He Unbinds Our Muteness

In today’s Gospel, Jesus casts out a demon that is mute. Most of the crowd watching were amazed. But some murmured and actually accused Him of being a demon Himself. What divine irony! The Word of God unleashing His creation from the bondage of evil and being mocked! As Jeremiah notes in today’s first reading:

“Faithfulness has disappeared; the word itself is banished from their speech.” (Jeremiah 7:28)

Jesus descends today and everyday, into the hell of our loneliness, our anguish, our unfaithfulness, our sinfulness. He unleashes us from our bondage to evil, our desire to out-perform God, to mock Him in our alienation and anger. He is by our side. He may or may not inspire us to amazement as He stands by us, but the Word burns away our dross. Soon It will emerge as He lays in the sepulcher and His Body burns with Resurrection and rises to bring us into Communion with Him and the Trinity.

We are halfway through Lent, and the end is in sight. Let us not lose hope!

First blog post

First blog post

My name is Jim Dougherty. I am a married permanent deacon for the Society of Our Lady of the Most Holy Trinity (SOLT). I last worked as an Autism Aide for the Hilo Union Public School in Hilo, Hawaii, and am now caring for my parents in Wilmington, Delaware.
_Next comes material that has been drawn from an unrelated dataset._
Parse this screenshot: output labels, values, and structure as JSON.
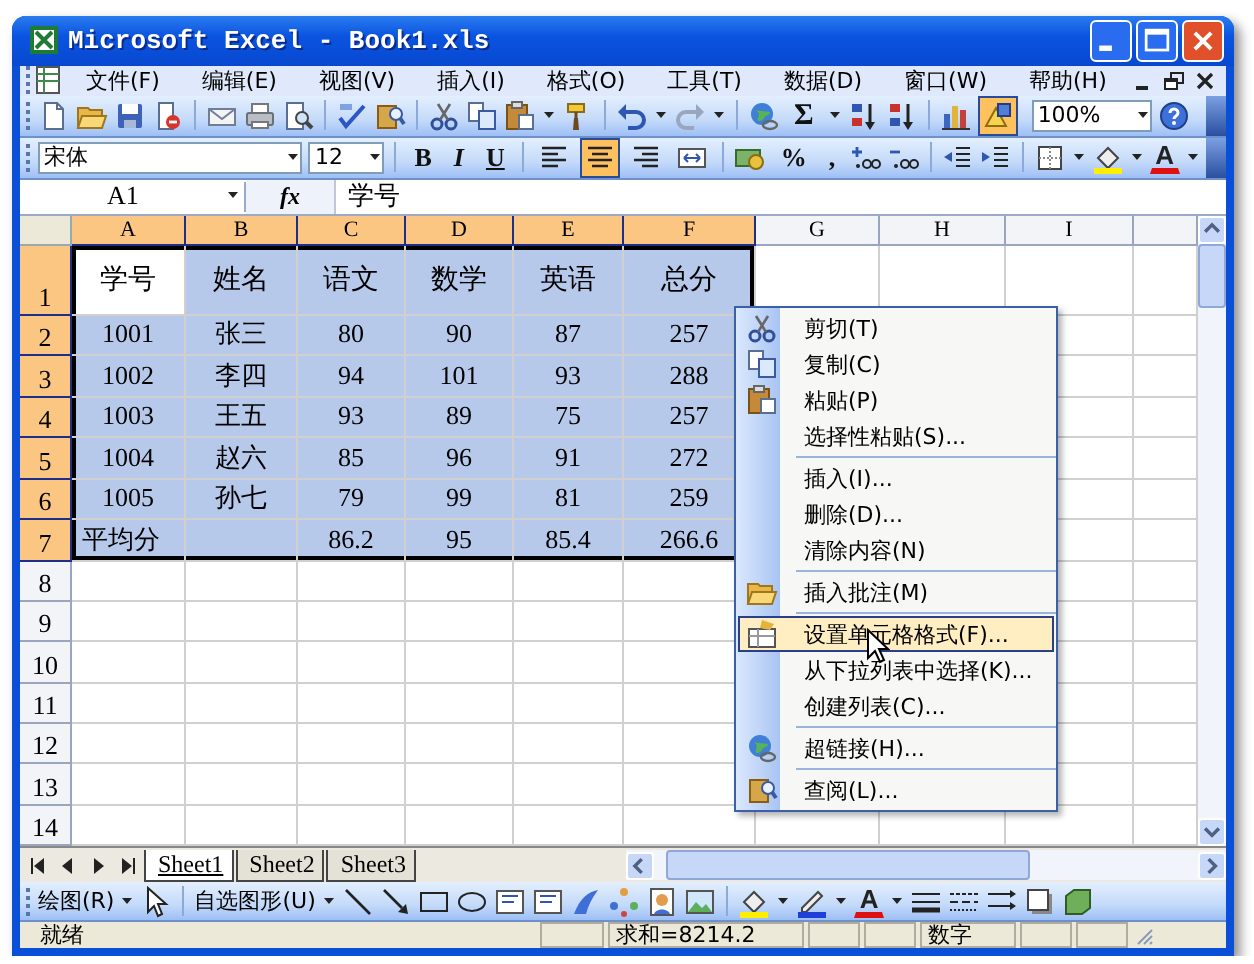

But several years ago I served SOLT as a fundraising consultant. In that capacity, I used to visit Detroit to fundraise, and I would stay at SOLT’s Seminarians’ House in the former Redemptorist Fathers’ rectory at Holy Redeemer Church. In the second floor chapel of the rectory, I took this picture of the altar face. I was spellbound by this mosaic. I would sit and pray in front of the Eucharist and gaze upon this mosaic. For me, this mosaic of Jesus laying on a covered slab in the tomb was the most emptying and yet fulfilling images I had ever glimpsed. In Him, I can see the full meaning of His life and death, and foresee His Resurrection. I can see my own life, as well as more fully mourn the life of my son Aaron, who died in 2002 at the age of 26.